While the common consensus to outsiders would seem to be that progressives everywhere felt the march was a huge success, being that it reportedly had half a million marchers, some in the trans community thought the prevalence of “pussy hats,” vagina costumes and paintings of female genitalia were “oppressive” toward their community, reports The Blaze.
“[P]ussy hats set the tone for a march that would focus acutely on genitalia at the expense of the transgender community,” Mic.com staff writer Marie Solis reported. “Signs like ‘Pussy power,’ ‘Viva la Vulva’ and ‘Pussy grabs back’ all sent a clear and oppressive message to trans women, especially: having a vagina is essential to womanhood.”
The Blaze reports that the fixation on female genitalia was because it was highlighting Trump’s vulgar remarks about women in the past, most notably his 2005 hot-mic comment that he could “grab” women “by the p***y” because he’s famous.
According to the Mic.com report, the march was overrun with too many slogans and too much imagery that relied on gender norms.
This was so much the case that an apparent feud broke out internally between protesters. Transgendered women and “trans-exclusionary radical feminists,” who believe real women are those who have a vagina from birth, squabbled about their differences, and the costumes worn.
“The main reason I decided not to go was because of the pussy hats,” one transgendered woman told the liberal news site. “I get that they’re a response to the ‘grab them by the p***y’ thing, but I think some people fixated on it the wrong way.”
“I believe there’s a lot of inequality that has to do with genitals — that’s not something you can separate from the feminist movement,” the trans woman added. “But I feel like I’ve tried to get involved in feminism, and there’s always been a blockade there for trans women.”
Mic.com‘s Solis went on to explain that some “nonbinary” individuals, those who do not identify as male or female or who say their gender identity evolves over time, felt the protest “might be a dangerous space for them” because Saturday’s event was a “white cis women march.”

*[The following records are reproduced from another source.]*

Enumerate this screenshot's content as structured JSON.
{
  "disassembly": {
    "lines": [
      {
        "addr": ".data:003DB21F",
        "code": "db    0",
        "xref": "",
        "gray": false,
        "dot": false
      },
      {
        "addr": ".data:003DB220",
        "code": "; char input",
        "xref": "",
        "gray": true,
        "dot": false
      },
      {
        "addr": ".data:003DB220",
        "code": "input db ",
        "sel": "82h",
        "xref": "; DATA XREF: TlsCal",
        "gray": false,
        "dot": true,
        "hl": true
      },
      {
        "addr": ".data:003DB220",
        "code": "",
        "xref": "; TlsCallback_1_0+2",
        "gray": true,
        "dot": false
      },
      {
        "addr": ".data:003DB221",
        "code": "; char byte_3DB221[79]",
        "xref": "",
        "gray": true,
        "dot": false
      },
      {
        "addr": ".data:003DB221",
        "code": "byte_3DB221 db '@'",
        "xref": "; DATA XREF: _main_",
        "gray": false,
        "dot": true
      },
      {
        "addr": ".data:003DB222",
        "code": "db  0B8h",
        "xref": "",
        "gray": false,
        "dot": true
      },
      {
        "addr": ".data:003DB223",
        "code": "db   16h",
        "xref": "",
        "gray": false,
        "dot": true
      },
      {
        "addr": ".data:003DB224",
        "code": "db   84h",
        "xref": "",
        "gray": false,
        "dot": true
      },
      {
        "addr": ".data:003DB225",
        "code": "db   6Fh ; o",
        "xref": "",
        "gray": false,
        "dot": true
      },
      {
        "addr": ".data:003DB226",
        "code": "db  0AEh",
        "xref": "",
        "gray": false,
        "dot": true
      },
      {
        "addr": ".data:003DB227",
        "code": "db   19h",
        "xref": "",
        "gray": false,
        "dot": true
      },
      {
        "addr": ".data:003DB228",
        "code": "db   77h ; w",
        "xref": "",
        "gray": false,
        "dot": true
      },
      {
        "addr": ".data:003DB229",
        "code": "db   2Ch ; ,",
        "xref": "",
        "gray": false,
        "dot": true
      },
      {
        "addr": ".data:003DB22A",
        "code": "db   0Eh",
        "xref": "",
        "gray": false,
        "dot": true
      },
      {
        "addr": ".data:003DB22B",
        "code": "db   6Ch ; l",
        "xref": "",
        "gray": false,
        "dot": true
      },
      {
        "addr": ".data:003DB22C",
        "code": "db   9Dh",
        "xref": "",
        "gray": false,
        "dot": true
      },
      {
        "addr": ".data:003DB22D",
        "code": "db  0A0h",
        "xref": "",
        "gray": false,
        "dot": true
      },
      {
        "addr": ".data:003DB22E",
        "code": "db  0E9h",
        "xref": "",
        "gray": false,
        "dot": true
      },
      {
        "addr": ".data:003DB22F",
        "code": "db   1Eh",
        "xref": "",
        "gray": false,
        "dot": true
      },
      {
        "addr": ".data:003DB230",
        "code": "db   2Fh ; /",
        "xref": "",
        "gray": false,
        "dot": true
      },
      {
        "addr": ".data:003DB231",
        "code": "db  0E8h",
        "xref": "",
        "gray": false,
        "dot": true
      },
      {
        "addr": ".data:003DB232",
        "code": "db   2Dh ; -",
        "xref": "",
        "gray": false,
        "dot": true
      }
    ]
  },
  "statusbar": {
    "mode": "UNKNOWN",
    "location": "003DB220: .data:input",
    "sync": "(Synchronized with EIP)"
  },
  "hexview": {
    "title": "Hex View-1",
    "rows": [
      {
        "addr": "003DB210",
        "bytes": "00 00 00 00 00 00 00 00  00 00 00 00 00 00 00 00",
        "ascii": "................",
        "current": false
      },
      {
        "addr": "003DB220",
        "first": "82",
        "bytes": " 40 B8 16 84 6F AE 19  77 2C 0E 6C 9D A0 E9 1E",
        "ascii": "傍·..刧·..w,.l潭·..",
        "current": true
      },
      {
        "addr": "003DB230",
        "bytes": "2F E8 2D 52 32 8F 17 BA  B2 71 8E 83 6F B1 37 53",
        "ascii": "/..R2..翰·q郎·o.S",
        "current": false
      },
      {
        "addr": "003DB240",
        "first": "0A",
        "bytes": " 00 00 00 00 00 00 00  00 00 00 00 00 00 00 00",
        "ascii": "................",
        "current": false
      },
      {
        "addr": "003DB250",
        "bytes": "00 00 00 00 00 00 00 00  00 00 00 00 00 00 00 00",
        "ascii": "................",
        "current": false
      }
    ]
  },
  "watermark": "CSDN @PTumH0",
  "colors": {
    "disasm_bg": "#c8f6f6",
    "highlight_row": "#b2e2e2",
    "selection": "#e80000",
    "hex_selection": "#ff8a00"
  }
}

One couple, Sam Forrey (a nonbinary student) and Forrey’s girlfriend Lilian McDaniel (who is transgender), told The Blaze that they were upset that the protest centered on “genital-based” womanhood.
“There were other marginalized communities there,” McDaniel said, “but it didn’t seem like they were the focus.”
“As a nonbinary person, the emphasis on genitals just bought into the rigid, Western concept of gender,” said McDaniel.